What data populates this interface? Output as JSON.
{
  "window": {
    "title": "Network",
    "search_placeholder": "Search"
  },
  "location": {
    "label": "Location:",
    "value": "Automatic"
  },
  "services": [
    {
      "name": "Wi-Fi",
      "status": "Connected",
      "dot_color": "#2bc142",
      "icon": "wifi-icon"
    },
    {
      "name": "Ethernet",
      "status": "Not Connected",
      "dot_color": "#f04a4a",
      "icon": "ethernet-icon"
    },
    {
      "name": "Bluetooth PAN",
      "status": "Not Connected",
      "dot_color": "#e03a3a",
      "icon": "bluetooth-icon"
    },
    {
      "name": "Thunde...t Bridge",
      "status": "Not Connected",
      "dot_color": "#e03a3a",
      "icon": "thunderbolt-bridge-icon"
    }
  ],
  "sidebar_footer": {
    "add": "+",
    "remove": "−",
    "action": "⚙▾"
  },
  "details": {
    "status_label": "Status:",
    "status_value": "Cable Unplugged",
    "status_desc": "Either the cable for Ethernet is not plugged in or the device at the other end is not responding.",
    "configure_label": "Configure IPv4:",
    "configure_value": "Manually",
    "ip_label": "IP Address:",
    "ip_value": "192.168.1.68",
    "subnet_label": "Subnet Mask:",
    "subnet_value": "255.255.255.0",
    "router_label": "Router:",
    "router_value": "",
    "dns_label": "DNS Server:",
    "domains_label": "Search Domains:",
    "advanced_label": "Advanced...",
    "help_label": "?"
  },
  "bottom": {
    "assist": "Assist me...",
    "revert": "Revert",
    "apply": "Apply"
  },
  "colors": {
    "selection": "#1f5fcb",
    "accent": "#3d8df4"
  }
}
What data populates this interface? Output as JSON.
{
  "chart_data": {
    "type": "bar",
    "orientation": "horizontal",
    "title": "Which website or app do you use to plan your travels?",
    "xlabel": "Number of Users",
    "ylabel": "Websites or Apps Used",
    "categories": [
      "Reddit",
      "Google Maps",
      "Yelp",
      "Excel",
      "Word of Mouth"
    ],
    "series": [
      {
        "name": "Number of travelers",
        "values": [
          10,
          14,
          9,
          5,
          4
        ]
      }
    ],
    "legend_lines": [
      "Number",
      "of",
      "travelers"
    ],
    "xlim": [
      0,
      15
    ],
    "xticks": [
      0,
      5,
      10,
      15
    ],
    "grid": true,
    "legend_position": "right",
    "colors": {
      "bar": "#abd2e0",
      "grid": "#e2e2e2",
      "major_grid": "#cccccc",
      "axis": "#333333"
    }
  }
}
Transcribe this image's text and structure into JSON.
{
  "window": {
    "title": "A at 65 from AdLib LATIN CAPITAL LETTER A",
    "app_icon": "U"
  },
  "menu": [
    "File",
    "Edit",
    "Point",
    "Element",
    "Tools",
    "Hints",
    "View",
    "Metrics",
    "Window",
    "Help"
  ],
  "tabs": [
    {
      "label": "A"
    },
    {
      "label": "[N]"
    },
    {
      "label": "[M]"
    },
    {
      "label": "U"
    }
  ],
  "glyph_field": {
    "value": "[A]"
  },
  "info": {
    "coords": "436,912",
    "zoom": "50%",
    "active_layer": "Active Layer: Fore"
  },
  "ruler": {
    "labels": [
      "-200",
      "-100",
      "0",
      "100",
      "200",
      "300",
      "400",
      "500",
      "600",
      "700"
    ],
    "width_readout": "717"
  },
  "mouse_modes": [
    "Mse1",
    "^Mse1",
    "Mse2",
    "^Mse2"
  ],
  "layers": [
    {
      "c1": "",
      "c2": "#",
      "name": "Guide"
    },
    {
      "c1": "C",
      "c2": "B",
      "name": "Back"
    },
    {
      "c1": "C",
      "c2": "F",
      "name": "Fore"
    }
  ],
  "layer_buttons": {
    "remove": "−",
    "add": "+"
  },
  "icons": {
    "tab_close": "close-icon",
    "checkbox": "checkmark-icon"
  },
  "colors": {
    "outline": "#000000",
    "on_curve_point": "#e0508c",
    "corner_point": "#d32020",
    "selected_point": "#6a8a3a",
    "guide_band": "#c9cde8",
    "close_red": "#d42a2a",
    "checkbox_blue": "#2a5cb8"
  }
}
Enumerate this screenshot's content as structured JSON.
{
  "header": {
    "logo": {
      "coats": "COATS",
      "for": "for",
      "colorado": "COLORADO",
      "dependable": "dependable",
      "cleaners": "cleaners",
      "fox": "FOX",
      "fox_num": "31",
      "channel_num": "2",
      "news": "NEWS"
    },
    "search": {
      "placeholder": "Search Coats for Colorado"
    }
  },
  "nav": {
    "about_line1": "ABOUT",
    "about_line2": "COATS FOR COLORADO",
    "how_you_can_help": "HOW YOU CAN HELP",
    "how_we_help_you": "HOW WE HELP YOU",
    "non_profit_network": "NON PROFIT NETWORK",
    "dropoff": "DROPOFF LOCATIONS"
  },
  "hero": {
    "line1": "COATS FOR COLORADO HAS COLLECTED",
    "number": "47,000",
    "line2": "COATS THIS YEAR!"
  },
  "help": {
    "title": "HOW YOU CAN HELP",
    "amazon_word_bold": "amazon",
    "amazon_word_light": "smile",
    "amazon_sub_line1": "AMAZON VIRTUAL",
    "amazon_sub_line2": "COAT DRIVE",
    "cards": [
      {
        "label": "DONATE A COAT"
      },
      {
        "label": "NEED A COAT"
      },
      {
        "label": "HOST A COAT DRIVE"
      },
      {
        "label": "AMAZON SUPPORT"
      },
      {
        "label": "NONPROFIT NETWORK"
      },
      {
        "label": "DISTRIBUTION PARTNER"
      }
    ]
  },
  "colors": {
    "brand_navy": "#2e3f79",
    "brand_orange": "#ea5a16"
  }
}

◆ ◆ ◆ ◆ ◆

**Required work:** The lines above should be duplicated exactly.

**Worked solution:**
What data populates this interface? Output as JSON.
{
  "window": {
    "title": "Network",
    "search_placeholder": "Search"
  },
  "location": {
    "label": "Location:",
    "value": "Automatic"
  },
  "services": [
    {
      "name": "Wi-Fi",
      "status": "Connected",
      "dot_color": "#2bc142",
      "icon": "wifi-icon"
    },
    {
      "name": "Ethernet",
      "status": "Not Connected",
      "dot_color": "#f04a4a",
      "icon": "ethernet-icon"
    },
    {
      "name": "Bluetooth PAN",
      "status": "Not Connected",
      "dot_color": "#e03a3a",
      "icon": "bluetooth-icon"
    },
    {
      "name": "Thunde...t Bridge",
      "status": "Not Connected",
      "dot_color": "#e03a3a",
      "icon": "thunderbolt-bridge-icon"
    }
  ],
  "sidebar_footer": {
    "add": "+",
    "remove": "−",
    "action": "⚙▾"
  },
  "details": {
    "status_label": "Status:",
    "status_value": "Cable Unplugged",
    "status_desc": "Either the cable for Ethernet is not plugged in or the device at the other end is not responding.",
    "configure_label": "Configure IPv4:",
    "configure_value": "Manually",
    "ip_label": "IP Address:",
    "ip_value": "192.168.1.68",
    "subnet_label": "Subnet Mask:",
    "subnet_value": "255.255.255.0",
    "router_label": "Router:",
    "router_value": "",
    "dns_label": "DNS Server:",
    "domains_label": "Search Domains:",
    "advanced_label": "Advanced...",
    "help_label": "?"
  },
  "bottom": {
    "assist": "Assist me...",
    "revert": "Revert",
    "apply": "Apply"
  },
  "colors": {
    "selection": "#1f5fcb",
    "accent": "#3d8df4"
  }
}
What data populates this interface? Output as JSON.
{
  "chart_data": {
    "type": "bar",
    "orientation": "horizontal",
    "title": "Which website or app do you use to plan your travels?",
    "xlabel": "Number of Users",
    "ylabel": "Websites or Apps Used",
    "categories": [
      "Reddit",
      "Google Maps",
      "Yelp",
      "Excel",
      "Word of Mouth"
    ],
    "series": [
      {
        "name": "Number of travelers",
        "values": [
          10,
          14,
          9,
          5,
          4
        ]
      }
    ],
    "legend_lines": [
      "Number",
      "of",
      "travelers"
    ],
    "xlim": [
      0,
      15
    ],
    "xticks": [
      0,
      5,
      10,
      15
    ],
    "grid": true,
    "legend_position": "right",
    "colors": {
      "bar": "#abd2e0",
      "grid": "#e2e2e2",
      "major_grid": "#cccccc",
      "axis": "#333333"
    }
  }
}
Transcribe this image's text and structure into JSON.
{
  "window": {
    "title": "A at 65 from AdLib LATIN CAPITAL LETTER A",
    "app_icon": "U"
  },
  "menu": [
    "File",
    "Edit",
    "Point",
    "Element",
    "Tools",
    "Hints",
    "View",
    "Metrics",
    "Window",
    "Help"
  ],
  "tabs": [
    {
      "label": "A"
    },
    {
      "label": "[N]"
    },
    {
      "label": "[M]"
    },
    {
      "label": "U"
    }
  ],
  "glyph_field": {
    "value": "[A]"
  },
  "info": {
    "coords": "436,912",
    "zoom": "50%",
    "active_layer": "Active Layer: Fore"
  },
  "ruler": {
    "labels": [
      "-200",
      "-100",
      "0",
      "100",
      "200",
      "300",
      "400",
      "500",
      "600",
      "700"
    ],
    "width_readout": "717"
  },
  "mouse_modes": [
    "Mse1",
    "^Mse1",
    "Mse2",
    "^Mse2"
  ],
  "layers": [
    {
      "c1": "",
      "c2": "#",
      "name": "Guide"
    },
    {
      "c1": "C",
      "c2": "B",
      "name": "Back"
    },
    {
      "c1": "C",
      "c2": "F",
      "name": "Fore"
    }
  ],
  "layer_buttons": {
    "remove": "−",
    "add": "+"
  },
  "icons": {
    "tab_close": "close-icon",
    "checkbox": "checkmark-icon"
  },
  "colors": {
    "outline": "#000000",
    "on_curve_point": "#e0508c",
    "corner_point": "#d32020",
    "selected_point": "#6a8a3a",
    "guide_band": "#c9cde8",
    "close_red": "#d42a2a",
    "checkbox_blue": "#2a5cb8"
  }
}
Enumerate this screenshot's content as structured JSON.
{
  "header": {
    "logo": {
      "coats": "COATS",
      "for": "for",
      "colorado": "COLORADO",
      "dependable": "dependable",
      "cleaners": "cleaners",
      "fox": "FOX",
      "fox_num": "31",
      "channel_num": "2",
      "news": "NEWS"
    },
    "search": {
      "placeholder": "Search Coats for Colorado"
    }
  },
  "nav": {
    "about_line1": "ABOUT",
    "about_line2": "COATS FOR COLORADO",
    "how_you_can_help": "HOW YOU CAN HELP",
    "how_we_help_you": "HOW WE HELP YOU",
    "non_profit_network": "NON PROFIT NETWORK",
    "dropoff": "DROPOFF LOCATIONS"
  },
  "hero": {
    "line1": "COATS FOR COLORADO HAS COLLECTED",
    "number": "47,000",
    "line2": "COATS THIS YEAR!"
  },
  "help": {
    "title": "HOW YOU CAN HELP",
    "amazon_word_bold": "amazon",
    "amazon_word_light": "smile",
    "amazon_sub_line1": "AMAZON VIRTUAL",
    "amazon_sub_line2": "COAT DRIVE",
    "cards": [
      {
        "label": "DONATE A COAT"
      },
      {
        "label": "NEED A COAT"
      },
      {
        "label": "HOST A COAT DRIVE"
      },
      {
        "label": "AMAZON SUPPORT"
      },
      {
        "label": "NONPROFIT NETWORK"
      },
      {
        "label": "DISTRIBUTION PARTNER"
      }
    ]
  },
  "colors": {
    "brand_navy": "#2e3f79",
    "brand_orange": "#ea5a16"
  }
}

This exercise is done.